> [PROBLEM REQUIREMENTS]
An exact restatement of the entire listing is needed, excluding all images.

────────────────────

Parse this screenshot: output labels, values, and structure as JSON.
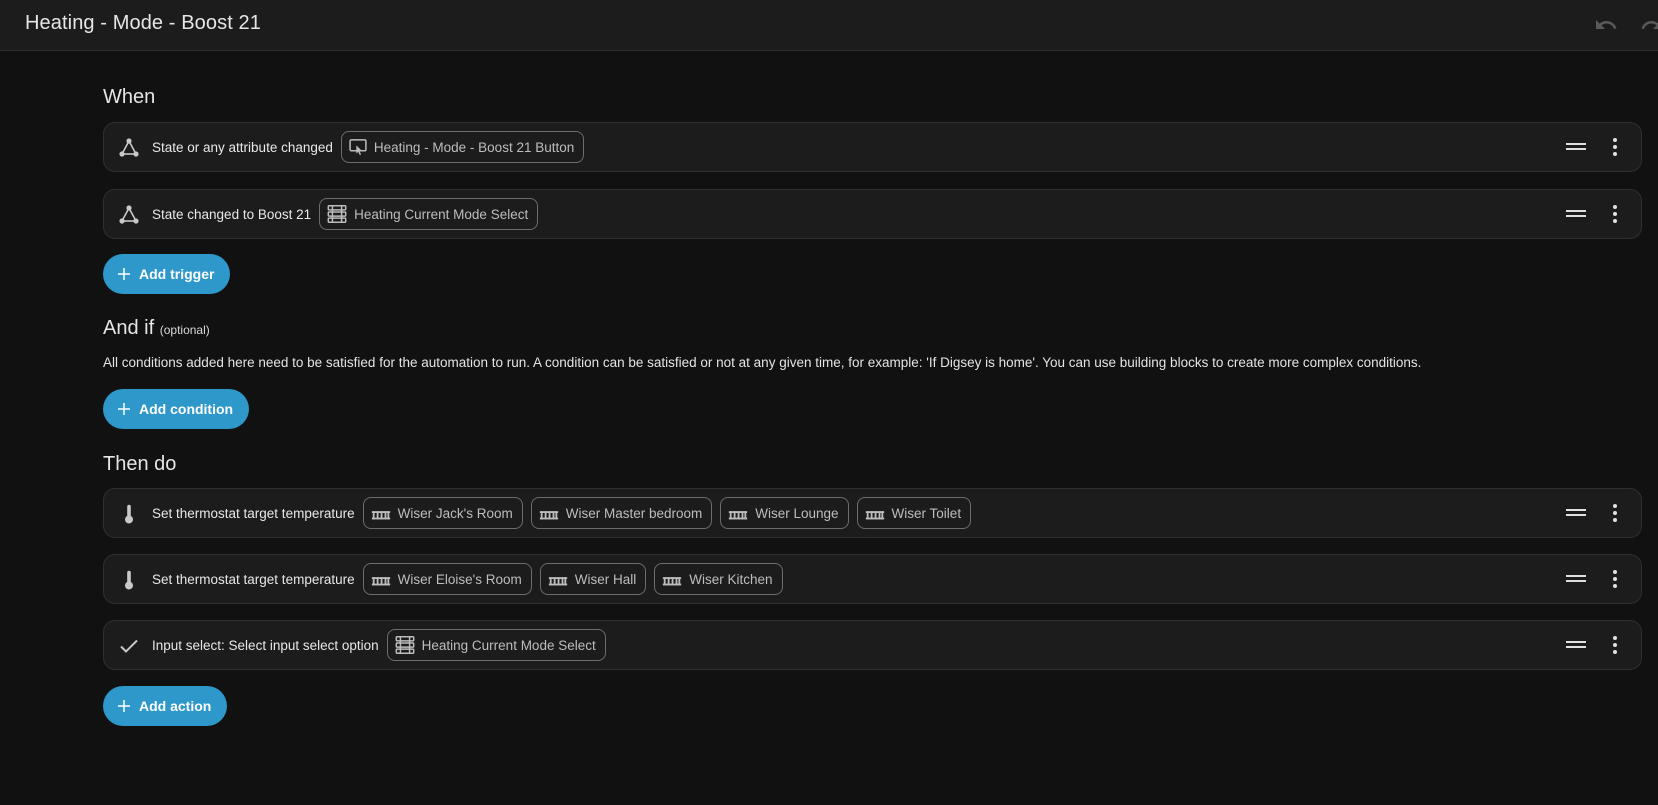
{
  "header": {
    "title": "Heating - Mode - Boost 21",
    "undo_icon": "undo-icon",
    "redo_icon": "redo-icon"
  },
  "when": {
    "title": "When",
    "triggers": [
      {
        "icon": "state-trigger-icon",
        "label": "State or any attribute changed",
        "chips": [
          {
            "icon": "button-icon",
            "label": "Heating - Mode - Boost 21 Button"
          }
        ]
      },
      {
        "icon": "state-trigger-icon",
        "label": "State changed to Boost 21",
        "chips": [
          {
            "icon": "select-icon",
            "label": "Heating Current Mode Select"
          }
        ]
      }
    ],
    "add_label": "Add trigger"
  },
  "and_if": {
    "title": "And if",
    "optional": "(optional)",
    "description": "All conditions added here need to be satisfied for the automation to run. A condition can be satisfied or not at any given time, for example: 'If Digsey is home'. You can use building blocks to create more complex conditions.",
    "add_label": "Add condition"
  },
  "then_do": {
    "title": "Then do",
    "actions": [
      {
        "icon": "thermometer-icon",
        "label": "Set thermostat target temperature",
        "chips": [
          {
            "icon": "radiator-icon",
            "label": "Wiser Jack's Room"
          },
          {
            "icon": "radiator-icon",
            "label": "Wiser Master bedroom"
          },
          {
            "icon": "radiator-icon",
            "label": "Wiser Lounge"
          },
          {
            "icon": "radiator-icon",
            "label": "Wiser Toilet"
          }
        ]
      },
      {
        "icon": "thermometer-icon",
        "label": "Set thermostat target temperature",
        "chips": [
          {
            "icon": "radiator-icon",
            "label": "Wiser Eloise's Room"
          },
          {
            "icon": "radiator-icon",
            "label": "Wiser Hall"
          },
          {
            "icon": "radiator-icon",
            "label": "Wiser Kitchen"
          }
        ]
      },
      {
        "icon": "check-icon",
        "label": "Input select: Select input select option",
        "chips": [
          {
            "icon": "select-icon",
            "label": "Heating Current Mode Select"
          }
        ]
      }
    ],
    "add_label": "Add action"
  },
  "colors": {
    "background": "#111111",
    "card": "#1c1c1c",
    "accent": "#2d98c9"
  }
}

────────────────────

> [RESPONSE BELOW]
Parse this screenshot: output labels, values, and structure as JSON.
{
  "header": {
    "title": "Heating - Mode - Boost 21",
    "undo_icon": "undo-icon",
    "redo_icon": "redo-icon"
  },
  "when": {
    "title": "When",
    "triggers": [
      {
        "icon": "state-trigger-icon",
        "label": "State or any attribute changed",
        "chips": [
          {
            "icon": "button-icon",
            "label": "Heating - Mode - Boost 21 Button"
          }
        ]
      },
      {
        "icon": "state-trigger-icon",
        "label": "State changed to Boost 21",
        "chips": [
          {
            "icon": "select-icon",
            "label": "Heating Current Mode Select"
          }
        ]
      }
    ],
    "add_label": "Add trigger"
  },
  "and_if": {
    "title": "And if",
    "optional": "(optional)",
    "description": "All conditions added here need to be satisfied for the automation to run. A condition can be satisfied or not at any given time, for example: 'If Digsey is home'. You can use building blocks to create more complex conditions.",
    "add_label": "Add condition"
  },
  "then_do": {
    "title": "Then do",
    "actions": [
      {
        "icon": "thermometer-icon",
        "label": "Set thermostat target temperature",
        "chips": [
          {
            "icon": "radiator-icon",
            "label": "Wiser Jack's Room"
          },
          {
            "icon": "radiator-icon",
            "label": "Wiser Master bedroom"
          },
          {
            "icon": "radiator-icon",
            "label": "Wiser Lounge"
          },
          {
            "icon": "radiator-icon",
            "label": "Wiser Toilet"
          }
        ]
      },
      {
        "icon": "thermometer-icon",
        "label": "Set thermostat target temperature",
        "chips": [
          {
            "icon": "radiator-icon",
            "label": "Wiser Eloise's Room"
          },
          {
            "icon": "radiator-icon",
            "label": "Wiser Hall"
          },
          {
            "icon": "radiator-icon",
            "label": "Wiser Kitchen"
          }
        ]
      },
      {
        "icon": "check-icon",
        "label": "Input select: Select input select option",
        "chips": [
          {
            "icon": "select-icon",
            "label": "Heating Current Mode Select"
          }
        ]
      }
    ],
    "add_label": "Add action"
  },
  "colors": {
    "background": "#111111",
    "card": "#1c1c1c",
    "accent": "#2d98c9"
  }
}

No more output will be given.